Information provided:
*****

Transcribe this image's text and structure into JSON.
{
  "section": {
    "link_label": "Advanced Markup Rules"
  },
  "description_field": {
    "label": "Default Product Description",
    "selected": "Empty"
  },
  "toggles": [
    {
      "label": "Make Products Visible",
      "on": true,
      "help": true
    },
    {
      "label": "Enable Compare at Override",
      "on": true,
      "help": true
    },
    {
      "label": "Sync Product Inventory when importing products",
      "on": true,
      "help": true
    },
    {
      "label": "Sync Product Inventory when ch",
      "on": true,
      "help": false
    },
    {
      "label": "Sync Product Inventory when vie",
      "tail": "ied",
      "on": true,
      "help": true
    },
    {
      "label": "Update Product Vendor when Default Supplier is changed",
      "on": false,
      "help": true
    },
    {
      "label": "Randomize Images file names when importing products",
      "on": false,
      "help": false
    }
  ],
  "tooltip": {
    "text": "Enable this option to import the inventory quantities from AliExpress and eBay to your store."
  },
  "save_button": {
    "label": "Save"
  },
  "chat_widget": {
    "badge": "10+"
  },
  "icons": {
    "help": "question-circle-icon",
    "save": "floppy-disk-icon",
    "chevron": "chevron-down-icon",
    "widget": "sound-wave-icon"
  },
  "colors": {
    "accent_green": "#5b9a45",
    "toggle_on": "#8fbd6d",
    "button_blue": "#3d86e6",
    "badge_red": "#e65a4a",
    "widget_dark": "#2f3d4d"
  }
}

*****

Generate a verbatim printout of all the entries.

Transcribe this image's text and structure into JSON.
{
  "section": {
    "link_label": "Advanced Markup Rules"
  },
  "description_field": {
    "label": "Default Product Description",
    "selected": "Empty"
  },
  "toggles": [
    {
      "label": "Make Products Visible",
      "on": true,
      "help": true
    },
    {
      "label": "Enable Compare at Override",
      "on": true,
      "help": true
    },
    {
      "label": "Sync Product Inventory when importing products",
      "on": true,
      "help": true
    },
    {
      "label": "Sync Product Inventory when ch",
      "on": true,
      "help": false
    },
    {
      "label": "Sync Product Inventory when vie",
      "tail": "ied",
      "on": true,
      "help": true
    },
    {
      "label": "Update Product Vendor when Default Supplier is changed",
      "on": false,
      "help": true
    },
    {
      "label": "Randomize Images file names when importing products",
      "on": false,
      "help": false
    }
  ],
  "tooltip": {
    "text": "Enable this option to import the inventory quantities from AliExpress and eBay to your store."
  },
  "save_button": {
    "label": "Save"
  },
  "chat_widget": {
    "badge": "10+"
  },
  "icons": {
    "help": "question-circle-icon",
    "save": "floppy-disk-icon",
    "chevron": "chevron-down-icon",
    "widget": "sound-wave-icon"
  },
  "colors": {
    "accent_green": "#5b9a45",
    "toggle_on": "#8fbd6d",
    "button_blue": "#3d86e6",
    "badge_red": "#e65a4a",
    "widget_dark": "#2f3d4d"
  }
}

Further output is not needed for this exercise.